**Exercise goal**
Pull every line containing the word "selected" out of the material below.

━━━ Exercise data

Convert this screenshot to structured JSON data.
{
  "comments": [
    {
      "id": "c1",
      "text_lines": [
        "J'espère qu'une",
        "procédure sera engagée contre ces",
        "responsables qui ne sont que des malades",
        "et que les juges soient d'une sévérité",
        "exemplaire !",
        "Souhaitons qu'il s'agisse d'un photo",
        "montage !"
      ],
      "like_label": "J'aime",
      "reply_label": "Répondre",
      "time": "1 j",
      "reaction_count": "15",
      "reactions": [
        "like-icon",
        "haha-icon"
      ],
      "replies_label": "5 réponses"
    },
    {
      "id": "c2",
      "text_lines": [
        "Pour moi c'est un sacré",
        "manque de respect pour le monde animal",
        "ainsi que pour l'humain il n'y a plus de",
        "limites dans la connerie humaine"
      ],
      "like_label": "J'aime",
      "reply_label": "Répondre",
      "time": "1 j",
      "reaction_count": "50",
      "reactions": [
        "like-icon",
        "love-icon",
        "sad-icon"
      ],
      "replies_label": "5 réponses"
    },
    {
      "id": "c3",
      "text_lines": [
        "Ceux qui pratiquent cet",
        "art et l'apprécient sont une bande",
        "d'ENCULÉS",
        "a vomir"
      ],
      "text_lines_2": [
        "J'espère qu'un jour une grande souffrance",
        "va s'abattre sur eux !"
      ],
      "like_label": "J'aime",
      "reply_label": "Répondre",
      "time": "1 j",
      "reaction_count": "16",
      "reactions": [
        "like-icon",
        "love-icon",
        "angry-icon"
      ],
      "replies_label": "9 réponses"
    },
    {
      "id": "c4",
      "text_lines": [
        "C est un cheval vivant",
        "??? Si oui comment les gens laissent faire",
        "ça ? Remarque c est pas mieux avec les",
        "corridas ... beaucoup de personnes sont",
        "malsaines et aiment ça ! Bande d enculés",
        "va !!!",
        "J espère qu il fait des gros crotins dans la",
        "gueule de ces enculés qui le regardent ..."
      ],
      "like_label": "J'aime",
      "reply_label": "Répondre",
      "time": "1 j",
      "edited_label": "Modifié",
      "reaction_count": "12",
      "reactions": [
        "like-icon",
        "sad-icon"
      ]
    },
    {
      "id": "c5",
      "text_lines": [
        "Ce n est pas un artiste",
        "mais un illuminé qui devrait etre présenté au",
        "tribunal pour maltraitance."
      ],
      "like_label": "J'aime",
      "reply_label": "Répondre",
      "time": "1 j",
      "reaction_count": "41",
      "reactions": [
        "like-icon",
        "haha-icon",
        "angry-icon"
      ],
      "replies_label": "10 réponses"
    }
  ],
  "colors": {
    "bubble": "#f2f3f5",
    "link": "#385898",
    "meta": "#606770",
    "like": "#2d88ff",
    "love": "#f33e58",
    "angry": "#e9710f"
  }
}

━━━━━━
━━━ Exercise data

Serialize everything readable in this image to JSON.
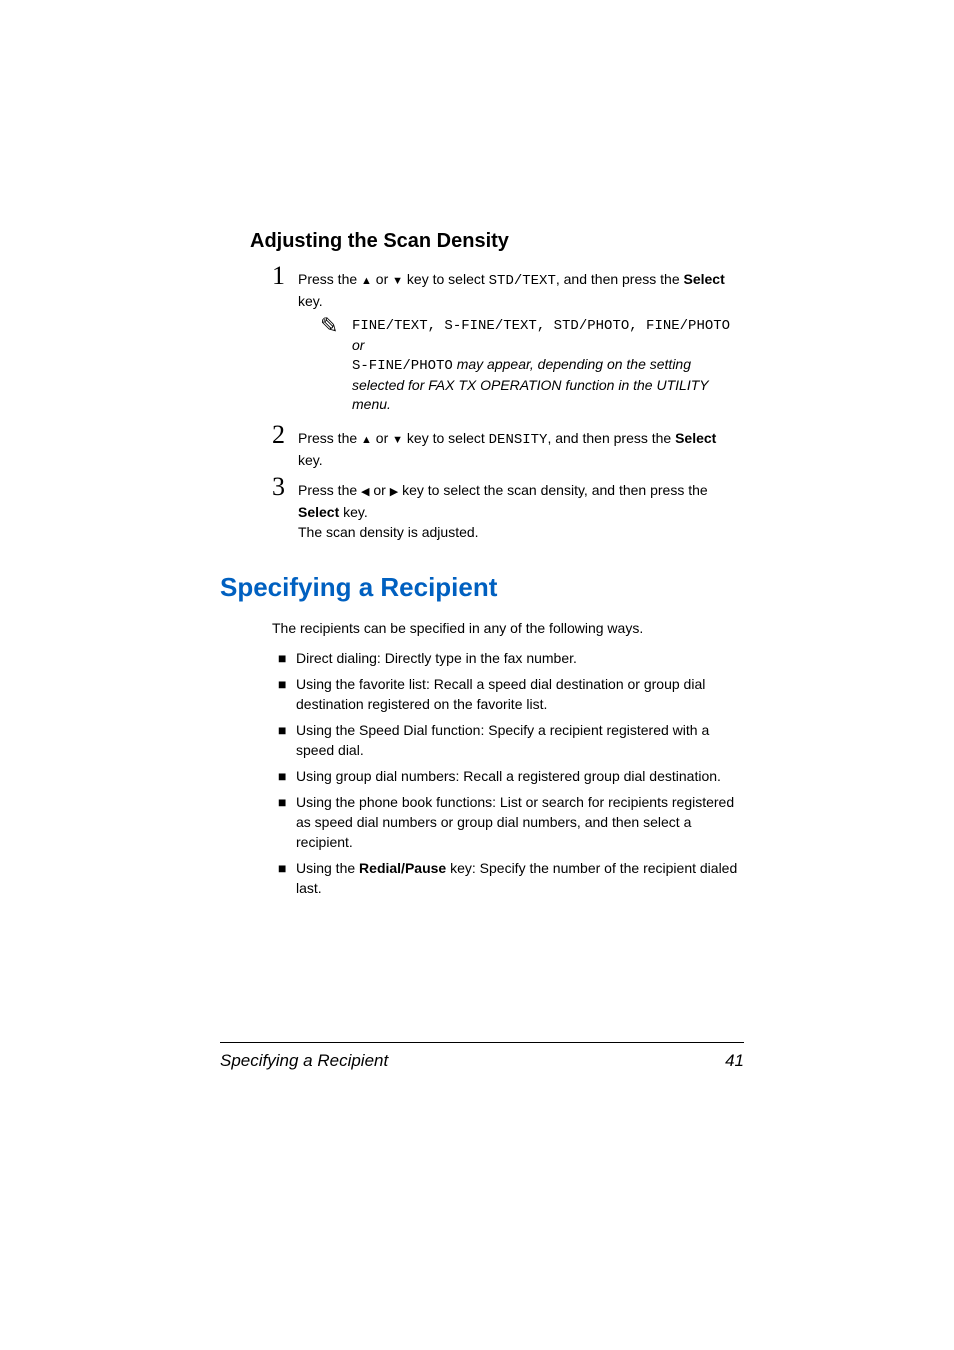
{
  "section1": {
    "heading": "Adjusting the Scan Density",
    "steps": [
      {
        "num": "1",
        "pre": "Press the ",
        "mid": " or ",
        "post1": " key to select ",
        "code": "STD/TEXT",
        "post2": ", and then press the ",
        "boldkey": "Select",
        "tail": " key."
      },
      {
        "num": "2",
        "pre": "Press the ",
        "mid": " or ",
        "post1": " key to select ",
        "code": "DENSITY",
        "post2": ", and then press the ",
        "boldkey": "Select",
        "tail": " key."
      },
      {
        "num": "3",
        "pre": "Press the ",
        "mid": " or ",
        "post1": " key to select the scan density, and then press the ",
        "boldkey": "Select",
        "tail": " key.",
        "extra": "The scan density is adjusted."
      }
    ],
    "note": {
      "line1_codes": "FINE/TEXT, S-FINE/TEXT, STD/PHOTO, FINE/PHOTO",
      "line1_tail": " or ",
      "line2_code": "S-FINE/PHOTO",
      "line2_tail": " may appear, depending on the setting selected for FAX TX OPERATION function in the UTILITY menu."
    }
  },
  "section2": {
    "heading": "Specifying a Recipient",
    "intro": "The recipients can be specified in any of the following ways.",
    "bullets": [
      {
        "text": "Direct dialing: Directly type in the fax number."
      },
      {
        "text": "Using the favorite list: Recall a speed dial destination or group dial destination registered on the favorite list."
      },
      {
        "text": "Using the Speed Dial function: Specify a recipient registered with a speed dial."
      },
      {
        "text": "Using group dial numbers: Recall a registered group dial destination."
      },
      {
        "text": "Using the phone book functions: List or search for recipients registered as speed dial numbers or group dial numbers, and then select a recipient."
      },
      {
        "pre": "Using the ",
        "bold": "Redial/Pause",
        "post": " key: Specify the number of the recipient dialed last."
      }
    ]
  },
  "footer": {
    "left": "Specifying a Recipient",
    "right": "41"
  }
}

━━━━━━
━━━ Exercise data

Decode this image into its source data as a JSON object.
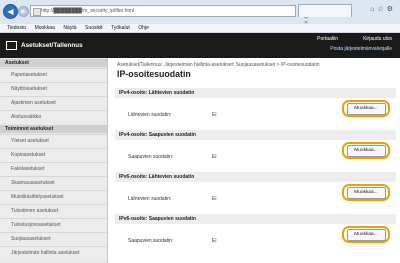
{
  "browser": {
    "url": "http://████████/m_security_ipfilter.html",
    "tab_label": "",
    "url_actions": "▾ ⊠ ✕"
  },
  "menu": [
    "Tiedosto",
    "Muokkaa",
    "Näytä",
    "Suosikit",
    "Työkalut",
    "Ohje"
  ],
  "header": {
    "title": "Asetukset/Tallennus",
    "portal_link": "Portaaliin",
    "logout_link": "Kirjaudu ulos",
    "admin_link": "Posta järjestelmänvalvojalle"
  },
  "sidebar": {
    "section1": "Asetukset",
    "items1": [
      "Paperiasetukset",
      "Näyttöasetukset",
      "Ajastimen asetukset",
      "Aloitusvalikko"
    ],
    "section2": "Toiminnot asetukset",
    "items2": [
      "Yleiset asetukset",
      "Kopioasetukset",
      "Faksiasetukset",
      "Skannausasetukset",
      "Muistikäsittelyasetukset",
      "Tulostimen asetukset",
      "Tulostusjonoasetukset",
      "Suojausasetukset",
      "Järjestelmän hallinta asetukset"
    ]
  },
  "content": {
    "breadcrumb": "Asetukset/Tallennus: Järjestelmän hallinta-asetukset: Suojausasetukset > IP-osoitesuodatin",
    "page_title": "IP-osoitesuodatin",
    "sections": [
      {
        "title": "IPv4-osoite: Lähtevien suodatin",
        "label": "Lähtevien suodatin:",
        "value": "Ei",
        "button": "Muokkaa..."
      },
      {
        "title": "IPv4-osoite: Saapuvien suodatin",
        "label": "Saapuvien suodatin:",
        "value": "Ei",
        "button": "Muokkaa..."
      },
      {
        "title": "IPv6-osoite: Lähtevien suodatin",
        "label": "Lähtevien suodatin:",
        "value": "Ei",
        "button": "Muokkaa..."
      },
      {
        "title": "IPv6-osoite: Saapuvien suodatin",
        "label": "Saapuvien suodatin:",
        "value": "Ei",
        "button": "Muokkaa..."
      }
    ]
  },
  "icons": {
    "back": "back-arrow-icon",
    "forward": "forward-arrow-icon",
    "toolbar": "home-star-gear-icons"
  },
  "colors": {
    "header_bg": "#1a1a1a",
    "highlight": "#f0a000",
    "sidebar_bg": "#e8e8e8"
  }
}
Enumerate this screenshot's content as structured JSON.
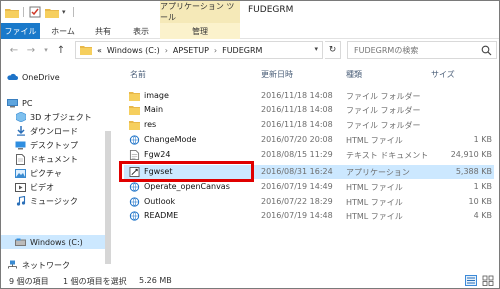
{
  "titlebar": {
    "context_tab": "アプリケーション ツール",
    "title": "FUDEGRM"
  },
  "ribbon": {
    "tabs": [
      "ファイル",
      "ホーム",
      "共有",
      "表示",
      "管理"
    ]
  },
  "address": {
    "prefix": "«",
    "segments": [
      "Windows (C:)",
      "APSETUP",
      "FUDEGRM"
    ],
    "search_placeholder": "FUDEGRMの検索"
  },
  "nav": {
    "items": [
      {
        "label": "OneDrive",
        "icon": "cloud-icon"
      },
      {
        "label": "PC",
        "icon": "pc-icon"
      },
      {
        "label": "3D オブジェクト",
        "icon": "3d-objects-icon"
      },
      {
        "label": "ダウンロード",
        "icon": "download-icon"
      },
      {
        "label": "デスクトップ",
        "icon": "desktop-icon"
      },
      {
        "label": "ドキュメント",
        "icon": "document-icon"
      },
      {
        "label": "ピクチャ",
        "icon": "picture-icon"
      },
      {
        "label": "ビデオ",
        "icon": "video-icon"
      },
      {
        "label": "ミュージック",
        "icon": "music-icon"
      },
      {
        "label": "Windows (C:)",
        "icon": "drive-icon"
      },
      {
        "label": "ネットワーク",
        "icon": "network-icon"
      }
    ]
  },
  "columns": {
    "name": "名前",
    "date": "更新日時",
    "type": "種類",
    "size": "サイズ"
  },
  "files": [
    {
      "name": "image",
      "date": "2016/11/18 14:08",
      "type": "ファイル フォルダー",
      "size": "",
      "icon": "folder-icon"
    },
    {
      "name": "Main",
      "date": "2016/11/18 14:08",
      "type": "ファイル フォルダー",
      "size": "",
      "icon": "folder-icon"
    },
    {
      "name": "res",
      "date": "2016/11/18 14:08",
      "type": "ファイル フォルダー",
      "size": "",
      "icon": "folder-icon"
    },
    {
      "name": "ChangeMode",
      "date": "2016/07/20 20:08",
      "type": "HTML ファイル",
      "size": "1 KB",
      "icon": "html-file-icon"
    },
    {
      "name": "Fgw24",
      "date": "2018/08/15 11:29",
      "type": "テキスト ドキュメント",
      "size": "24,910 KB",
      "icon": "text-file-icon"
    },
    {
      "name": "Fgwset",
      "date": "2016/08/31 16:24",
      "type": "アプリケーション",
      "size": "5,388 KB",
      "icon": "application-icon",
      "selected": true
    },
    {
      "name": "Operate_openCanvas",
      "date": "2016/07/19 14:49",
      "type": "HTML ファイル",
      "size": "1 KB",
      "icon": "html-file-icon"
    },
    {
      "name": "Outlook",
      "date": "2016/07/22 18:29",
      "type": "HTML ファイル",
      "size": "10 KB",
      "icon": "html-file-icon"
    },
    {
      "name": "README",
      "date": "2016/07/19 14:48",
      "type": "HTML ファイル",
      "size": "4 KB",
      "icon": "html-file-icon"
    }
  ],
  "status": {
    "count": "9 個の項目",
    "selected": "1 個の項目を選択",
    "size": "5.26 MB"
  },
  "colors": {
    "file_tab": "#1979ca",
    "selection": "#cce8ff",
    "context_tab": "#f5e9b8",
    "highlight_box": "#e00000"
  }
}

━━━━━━

**The completed task**
      "line2_tail": " may appear, depending on the setting selected for FAX TX OPERATION function in the UTILITY menu."
      "selected": true
    "selected": "1 個の項目を選択",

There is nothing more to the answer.